Henn: Well, not a whole lot. Honestly I think what's really new is that all of a sudden, a lot of people are paying attention. But companies, industry insiders, reporters, probably a lot of the public, have known for years: mobile phones can track you, and often do track you wherever you go. Maybe the difference is that five years ago, it was only really cell phone companies that could track your movements with your phone. Now companies like Apple and Google are doing it, and even little start-ups making web apps can do it. So the number of companies tracking you is expanding.
Ryssdal: Are they tracking you in greater detail -- tracking us, we should say -- in greater detail?
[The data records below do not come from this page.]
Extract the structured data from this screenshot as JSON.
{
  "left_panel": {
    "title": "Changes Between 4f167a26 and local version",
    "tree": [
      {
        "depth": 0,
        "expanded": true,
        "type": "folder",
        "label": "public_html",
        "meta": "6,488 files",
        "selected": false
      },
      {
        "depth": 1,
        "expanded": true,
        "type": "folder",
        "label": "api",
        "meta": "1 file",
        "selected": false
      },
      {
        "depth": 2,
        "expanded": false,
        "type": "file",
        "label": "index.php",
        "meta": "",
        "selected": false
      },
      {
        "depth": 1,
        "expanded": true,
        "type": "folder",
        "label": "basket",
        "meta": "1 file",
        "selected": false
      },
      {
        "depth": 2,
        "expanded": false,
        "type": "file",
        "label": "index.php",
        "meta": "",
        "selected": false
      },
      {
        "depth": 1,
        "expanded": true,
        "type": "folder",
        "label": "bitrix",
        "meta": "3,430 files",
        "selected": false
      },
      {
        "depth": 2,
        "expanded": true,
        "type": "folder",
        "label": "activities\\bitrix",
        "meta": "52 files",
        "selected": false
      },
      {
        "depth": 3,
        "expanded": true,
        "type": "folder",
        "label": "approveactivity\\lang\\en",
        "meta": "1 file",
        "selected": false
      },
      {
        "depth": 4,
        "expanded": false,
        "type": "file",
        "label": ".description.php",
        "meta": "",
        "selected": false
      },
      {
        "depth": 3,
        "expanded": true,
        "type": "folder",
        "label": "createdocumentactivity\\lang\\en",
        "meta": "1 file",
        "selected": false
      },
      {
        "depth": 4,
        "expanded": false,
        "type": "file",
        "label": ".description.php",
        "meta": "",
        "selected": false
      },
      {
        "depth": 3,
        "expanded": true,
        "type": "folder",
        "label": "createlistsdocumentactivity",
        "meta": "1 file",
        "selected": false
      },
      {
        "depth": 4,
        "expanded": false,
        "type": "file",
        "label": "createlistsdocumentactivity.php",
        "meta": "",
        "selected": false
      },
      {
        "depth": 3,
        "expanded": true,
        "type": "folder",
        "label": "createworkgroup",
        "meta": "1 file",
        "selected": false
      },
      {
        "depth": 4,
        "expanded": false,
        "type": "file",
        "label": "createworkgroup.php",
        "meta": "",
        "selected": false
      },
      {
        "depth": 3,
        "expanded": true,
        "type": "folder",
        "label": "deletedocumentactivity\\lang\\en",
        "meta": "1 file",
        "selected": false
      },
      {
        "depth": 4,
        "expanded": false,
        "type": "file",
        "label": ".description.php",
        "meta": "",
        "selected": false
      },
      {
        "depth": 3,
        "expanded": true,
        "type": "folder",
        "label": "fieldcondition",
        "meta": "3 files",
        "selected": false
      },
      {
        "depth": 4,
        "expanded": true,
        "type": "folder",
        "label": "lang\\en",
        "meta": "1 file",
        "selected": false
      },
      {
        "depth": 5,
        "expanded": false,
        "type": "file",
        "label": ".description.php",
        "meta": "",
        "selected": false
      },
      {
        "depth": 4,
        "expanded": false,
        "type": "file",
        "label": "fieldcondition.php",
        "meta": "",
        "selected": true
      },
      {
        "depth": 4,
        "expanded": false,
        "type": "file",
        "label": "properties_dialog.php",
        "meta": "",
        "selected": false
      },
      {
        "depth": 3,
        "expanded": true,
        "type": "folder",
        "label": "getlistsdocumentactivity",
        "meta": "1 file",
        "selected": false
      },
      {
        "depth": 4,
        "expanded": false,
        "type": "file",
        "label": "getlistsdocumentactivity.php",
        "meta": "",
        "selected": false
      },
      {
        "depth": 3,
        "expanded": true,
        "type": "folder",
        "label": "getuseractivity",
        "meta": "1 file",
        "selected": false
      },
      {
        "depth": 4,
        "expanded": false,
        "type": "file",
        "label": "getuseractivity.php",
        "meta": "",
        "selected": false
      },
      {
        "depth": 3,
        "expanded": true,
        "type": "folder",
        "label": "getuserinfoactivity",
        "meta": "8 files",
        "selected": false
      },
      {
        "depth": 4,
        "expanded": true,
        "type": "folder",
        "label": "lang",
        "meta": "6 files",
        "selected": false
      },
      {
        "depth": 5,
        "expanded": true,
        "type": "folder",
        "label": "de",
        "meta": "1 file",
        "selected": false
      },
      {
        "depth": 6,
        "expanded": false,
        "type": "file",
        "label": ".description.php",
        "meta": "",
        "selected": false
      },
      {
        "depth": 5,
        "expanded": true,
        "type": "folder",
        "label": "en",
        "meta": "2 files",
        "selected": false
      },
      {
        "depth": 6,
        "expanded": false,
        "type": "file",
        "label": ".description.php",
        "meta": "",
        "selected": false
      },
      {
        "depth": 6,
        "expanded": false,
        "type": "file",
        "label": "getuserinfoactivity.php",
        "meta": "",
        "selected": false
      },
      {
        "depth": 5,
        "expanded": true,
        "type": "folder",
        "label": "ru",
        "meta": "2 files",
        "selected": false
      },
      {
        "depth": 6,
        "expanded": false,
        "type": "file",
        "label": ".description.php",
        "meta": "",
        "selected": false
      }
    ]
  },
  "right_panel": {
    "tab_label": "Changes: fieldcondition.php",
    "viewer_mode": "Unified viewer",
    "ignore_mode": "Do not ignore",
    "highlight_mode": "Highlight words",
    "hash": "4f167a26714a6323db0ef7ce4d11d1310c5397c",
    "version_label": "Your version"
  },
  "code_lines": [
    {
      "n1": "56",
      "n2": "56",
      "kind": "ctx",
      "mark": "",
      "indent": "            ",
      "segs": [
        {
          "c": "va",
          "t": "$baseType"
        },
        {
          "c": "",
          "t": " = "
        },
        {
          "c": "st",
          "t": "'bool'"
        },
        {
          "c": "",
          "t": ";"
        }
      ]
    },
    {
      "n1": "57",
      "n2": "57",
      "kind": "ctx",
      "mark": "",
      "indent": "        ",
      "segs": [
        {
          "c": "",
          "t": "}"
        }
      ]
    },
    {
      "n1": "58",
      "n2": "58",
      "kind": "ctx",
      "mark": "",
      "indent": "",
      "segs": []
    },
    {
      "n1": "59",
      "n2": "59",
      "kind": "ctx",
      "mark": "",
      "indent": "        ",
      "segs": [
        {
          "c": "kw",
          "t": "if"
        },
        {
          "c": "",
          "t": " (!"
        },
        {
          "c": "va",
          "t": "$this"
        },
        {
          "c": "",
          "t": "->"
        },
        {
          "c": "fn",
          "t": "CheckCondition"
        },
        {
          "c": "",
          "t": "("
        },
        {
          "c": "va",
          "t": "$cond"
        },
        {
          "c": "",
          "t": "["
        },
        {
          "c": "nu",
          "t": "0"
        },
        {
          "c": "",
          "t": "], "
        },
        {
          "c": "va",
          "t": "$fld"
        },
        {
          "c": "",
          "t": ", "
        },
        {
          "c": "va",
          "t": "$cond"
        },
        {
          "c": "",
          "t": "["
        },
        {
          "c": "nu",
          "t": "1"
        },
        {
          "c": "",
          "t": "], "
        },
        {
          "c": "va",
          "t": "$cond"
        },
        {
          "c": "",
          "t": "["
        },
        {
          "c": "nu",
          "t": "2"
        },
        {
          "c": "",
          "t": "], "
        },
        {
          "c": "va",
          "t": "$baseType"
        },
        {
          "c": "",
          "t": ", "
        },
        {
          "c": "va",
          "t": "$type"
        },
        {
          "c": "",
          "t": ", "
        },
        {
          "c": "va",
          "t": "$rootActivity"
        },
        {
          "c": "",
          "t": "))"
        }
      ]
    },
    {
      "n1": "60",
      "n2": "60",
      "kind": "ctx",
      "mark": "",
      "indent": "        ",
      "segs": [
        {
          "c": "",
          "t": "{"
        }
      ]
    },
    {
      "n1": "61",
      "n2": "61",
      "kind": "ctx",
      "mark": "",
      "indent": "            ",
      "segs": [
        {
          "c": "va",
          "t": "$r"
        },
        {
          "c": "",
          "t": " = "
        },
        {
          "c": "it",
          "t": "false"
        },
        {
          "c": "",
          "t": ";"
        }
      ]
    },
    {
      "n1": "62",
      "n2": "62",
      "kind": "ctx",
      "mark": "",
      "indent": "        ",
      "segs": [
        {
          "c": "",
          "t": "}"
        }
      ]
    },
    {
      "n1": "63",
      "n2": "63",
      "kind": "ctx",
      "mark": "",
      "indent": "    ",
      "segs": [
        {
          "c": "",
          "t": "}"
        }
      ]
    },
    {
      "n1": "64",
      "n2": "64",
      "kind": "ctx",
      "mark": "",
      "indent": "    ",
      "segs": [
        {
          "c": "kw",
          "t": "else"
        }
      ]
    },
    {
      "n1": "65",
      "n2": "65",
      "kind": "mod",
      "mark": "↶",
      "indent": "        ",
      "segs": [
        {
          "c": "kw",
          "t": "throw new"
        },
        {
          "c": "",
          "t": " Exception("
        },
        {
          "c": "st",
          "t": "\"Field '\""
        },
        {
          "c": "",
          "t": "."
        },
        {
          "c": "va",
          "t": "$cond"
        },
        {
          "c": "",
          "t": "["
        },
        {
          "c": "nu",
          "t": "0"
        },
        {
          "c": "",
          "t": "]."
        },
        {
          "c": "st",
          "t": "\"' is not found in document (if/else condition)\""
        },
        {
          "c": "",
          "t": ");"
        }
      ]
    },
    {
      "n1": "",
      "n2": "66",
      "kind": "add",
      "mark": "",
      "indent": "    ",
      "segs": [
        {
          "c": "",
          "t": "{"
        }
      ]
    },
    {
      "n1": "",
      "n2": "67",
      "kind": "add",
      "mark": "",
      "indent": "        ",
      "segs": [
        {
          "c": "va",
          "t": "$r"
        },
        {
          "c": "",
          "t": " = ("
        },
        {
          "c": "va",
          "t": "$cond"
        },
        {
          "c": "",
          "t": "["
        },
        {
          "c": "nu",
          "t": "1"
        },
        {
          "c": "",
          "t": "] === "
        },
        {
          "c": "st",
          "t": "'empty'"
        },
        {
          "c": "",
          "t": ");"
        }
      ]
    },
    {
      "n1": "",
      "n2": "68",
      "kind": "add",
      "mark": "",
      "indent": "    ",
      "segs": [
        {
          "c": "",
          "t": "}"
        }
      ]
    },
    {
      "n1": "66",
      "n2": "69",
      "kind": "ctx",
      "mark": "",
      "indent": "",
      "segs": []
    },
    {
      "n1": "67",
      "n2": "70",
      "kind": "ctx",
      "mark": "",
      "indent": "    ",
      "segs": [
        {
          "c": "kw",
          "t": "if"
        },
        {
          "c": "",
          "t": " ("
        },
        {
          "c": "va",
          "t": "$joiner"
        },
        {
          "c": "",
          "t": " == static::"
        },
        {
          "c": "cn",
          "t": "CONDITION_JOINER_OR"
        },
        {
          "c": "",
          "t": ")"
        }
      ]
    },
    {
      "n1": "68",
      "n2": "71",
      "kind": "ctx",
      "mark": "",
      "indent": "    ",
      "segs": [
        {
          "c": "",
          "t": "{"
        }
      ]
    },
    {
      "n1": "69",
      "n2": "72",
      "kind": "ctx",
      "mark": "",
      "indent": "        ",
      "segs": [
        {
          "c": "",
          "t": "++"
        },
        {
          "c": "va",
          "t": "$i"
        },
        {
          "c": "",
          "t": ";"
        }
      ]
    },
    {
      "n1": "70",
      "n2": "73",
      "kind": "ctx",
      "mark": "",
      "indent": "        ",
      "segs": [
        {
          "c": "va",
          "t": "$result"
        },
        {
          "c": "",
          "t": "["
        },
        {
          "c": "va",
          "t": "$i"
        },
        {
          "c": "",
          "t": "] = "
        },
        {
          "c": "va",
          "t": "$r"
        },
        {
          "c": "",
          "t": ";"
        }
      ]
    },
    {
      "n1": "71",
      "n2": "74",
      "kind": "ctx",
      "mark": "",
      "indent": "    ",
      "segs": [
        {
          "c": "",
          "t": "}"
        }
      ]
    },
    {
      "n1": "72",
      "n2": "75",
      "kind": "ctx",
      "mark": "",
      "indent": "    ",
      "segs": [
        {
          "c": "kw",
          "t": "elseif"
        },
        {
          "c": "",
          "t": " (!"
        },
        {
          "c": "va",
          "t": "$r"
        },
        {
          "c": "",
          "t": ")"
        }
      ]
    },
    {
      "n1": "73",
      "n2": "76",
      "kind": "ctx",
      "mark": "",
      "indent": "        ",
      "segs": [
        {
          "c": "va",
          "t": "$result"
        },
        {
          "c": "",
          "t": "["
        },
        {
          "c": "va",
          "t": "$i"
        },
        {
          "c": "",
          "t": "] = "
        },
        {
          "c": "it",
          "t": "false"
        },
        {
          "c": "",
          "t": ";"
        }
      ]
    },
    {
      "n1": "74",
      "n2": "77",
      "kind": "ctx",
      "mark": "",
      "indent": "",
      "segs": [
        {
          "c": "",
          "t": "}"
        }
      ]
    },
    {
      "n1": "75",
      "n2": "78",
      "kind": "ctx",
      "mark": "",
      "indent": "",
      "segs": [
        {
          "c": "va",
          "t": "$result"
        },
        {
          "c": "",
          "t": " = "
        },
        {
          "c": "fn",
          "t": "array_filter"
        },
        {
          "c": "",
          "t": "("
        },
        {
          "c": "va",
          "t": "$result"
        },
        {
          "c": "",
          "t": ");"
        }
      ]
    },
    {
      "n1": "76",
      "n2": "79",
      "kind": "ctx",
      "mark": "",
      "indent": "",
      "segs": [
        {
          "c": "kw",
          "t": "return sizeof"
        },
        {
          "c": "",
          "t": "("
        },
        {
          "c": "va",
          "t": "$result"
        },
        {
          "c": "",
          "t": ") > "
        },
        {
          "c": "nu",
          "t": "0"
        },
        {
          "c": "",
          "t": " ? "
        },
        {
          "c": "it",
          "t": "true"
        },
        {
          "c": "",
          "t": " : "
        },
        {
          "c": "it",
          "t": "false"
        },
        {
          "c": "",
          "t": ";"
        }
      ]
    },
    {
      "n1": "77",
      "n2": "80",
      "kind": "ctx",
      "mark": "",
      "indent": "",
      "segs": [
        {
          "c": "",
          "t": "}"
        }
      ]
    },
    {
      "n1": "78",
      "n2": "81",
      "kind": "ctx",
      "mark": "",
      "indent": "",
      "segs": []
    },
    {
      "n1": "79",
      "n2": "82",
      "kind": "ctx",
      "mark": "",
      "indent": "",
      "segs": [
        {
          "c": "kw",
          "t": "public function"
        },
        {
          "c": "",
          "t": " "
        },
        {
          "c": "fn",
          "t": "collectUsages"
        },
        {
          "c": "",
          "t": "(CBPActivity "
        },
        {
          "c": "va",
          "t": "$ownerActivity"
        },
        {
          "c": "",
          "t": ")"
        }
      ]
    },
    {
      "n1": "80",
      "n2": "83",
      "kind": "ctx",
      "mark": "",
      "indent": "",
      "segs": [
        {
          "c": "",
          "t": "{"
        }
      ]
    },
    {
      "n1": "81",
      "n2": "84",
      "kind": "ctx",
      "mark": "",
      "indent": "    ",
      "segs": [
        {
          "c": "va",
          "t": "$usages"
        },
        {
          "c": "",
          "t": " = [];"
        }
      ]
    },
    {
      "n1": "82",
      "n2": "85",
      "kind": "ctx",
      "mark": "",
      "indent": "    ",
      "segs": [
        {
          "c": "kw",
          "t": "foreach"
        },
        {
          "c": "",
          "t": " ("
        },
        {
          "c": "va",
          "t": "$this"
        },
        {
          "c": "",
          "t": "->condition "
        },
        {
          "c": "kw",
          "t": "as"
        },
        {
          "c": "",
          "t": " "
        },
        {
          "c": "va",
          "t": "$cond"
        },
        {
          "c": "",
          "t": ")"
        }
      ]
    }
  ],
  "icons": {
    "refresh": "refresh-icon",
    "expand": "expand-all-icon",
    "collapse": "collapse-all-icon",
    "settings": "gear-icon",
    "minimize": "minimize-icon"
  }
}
Henn: No, just me. No, that actually is changing, and it's getting more and more detailed all the time. Companies are mapping Wi-Fi networks so they can triangulate your position using the Wi-Fi connection on your mobile phone. So they know exactly what street you're on, where on the street you are, even what store you're standing in front of. And you know, sometimes that's great, but the detail isn't going to stop there. There are stores that would love to know what aisle you're in.
I was talking to a guy who has a start-up here in Palo Alto that's using Wi-Fi networks, GPS and then image recognition hooked into existing security cameras in stores to follow you around from aisle to aisle. The app that guy's building is great, if let's say you need to find the peanut butter aisle in the Safeway, but it will also give these stores the ability to follow literally your every move.
Ryssdal: But if I know where the peanut butter is already, I don't recall being offered a chance to say no to being followed.
Henn: Yeah, and I think that is really one of the central issues here. I think lots of people who are upset about these stories don't feel like they were ever given a chance to find out exactly how much data was being collected about them or given a chance to say, you know what, I don't want you to do that. They weren't given an opt-out. The other big issue here, I think, the sleeper issue, is security. I've talked to hackers and security consultants who have broken these kinds of tracking systems on cell phone networks wide open. Here's one of them, Don Bailey.
Don Bailey: We're able to pretty much get whatever we wanted.
Henn: Bailey and his partner, a guy named Nick DePetrillo, reverse engineered the cell phone network to capture all kinds of tracking data on any phone in real time.
Bailey: Not only could we locate people, via their cell phone, we could also locate their devices without them knowing. So if you had a private number, we could easily find it.
Henn: Bailey shared all of his findings with cell phone companies and in the U.S., at least, these companies made some fixes. But you know, as more and more firms collect and store location information about you and me, the possibility for problems like this just multiply.
Ryssdal: Marketplace's Steve Henn, somewhere in Silicon Valley. We could track you down if we really wanted to, Steve. Steve, thanks a lot.
Henn: Sure thing.